Exercising your influence is your right, given your position. However, do so while valuing other people, their work, and their opinions.
If you have to remind people “I’m the boss!” from time to time, it takes away the dignity from the title.
Use your authority the right way. Here is how you can accomplish that:
Think Of Everyone
According to a science brief by American Psychological Association (APA), power that comes with a desirable workplace position leads managers to think only of themselves, instead of what is best for their employees.
This approach can cause their leadership to go awry, as employees will no longer trust their manager to make the right decisions for them.
Consult Before You Conclude
Do you need to take cost cutting measures to adjust your department to the changing financial situation? Do you need to change the way your employees work?
Inform your employees and ask for their opinion any time you have to bring about a big change in the workplace.
Such decisions have an impact on both personal and professional lives of your employees. Asking for their opinion implies that you respect what they have to say, and that you care for them.
Perform Constructive Negotiations
As a leader, you will find that fairness can be difficult to incorporate in many situations. You will find yourself in the midst of a conflict many times.
However, understand that even as someone who is supposed to be more knowledgeable than the rest, you can be wrong.
Your employee’s idea may be the better one. To balance your authority and everyone else’s ideas, find a common ground where all parties can reach a consensus.
Is someone in your work staff at the receiving end of your criticism? Make sure to balance it out with positive feedback too. If your employee is performing poorly, you have every right to call them out on their deteriorating performance, and issue a warning, if necessary.
However, if they have made visible efforts to improve their work, don’t hold back on your appreciation for them. A simple “good job!” can suffice to make a person feel motivated, and show that you are performing your role as a leader justly.

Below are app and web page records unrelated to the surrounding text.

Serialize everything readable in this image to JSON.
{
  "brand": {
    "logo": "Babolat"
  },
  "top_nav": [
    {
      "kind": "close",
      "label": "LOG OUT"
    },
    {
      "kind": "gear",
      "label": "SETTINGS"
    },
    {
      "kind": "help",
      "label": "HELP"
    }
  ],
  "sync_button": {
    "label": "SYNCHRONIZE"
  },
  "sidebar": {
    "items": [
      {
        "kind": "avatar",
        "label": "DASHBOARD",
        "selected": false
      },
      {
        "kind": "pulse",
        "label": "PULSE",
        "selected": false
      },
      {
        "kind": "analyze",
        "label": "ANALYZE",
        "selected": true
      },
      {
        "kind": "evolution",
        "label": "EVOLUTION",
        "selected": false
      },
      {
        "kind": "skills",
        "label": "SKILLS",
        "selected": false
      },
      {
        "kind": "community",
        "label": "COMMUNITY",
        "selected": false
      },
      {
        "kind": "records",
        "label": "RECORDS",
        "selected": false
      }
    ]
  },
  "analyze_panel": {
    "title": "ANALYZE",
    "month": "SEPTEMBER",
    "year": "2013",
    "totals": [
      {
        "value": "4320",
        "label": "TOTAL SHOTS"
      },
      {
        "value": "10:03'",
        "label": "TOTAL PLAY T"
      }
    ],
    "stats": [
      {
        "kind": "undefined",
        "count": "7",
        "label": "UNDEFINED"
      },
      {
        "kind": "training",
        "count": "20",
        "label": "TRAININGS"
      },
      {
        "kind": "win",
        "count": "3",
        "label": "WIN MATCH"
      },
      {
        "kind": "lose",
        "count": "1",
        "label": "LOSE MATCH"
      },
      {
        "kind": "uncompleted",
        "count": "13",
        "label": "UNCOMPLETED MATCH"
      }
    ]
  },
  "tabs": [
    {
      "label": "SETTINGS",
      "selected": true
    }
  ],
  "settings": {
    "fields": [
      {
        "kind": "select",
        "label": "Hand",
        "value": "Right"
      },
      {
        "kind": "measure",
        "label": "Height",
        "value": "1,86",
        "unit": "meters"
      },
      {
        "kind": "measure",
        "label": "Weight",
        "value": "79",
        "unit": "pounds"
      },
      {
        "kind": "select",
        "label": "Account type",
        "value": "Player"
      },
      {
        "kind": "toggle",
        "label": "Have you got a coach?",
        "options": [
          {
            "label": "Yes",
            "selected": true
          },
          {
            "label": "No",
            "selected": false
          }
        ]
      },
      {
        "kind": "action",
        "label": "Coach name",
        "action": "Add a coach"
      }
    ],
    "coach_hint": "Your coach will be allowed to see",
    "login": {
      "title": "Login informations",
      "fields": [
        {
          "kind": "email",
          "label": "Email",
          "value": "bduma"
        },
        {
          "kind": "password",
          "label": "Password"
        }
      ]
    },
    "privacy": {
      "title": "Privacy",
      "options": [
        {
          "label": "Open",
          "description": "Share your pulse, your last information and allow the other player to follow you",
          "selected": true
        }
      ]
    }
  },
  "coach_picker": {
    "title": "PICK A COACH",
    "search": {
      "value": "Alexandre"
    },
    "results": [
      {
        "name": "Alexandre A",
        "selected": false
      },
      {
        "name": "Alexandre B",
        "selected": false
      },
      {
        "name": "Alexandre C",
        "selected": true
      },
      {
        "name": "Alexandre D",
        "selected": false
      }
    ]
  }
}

The motivational speaker has influenced people in numerous organizations through a compassionate approach. Are you ready to get inspired?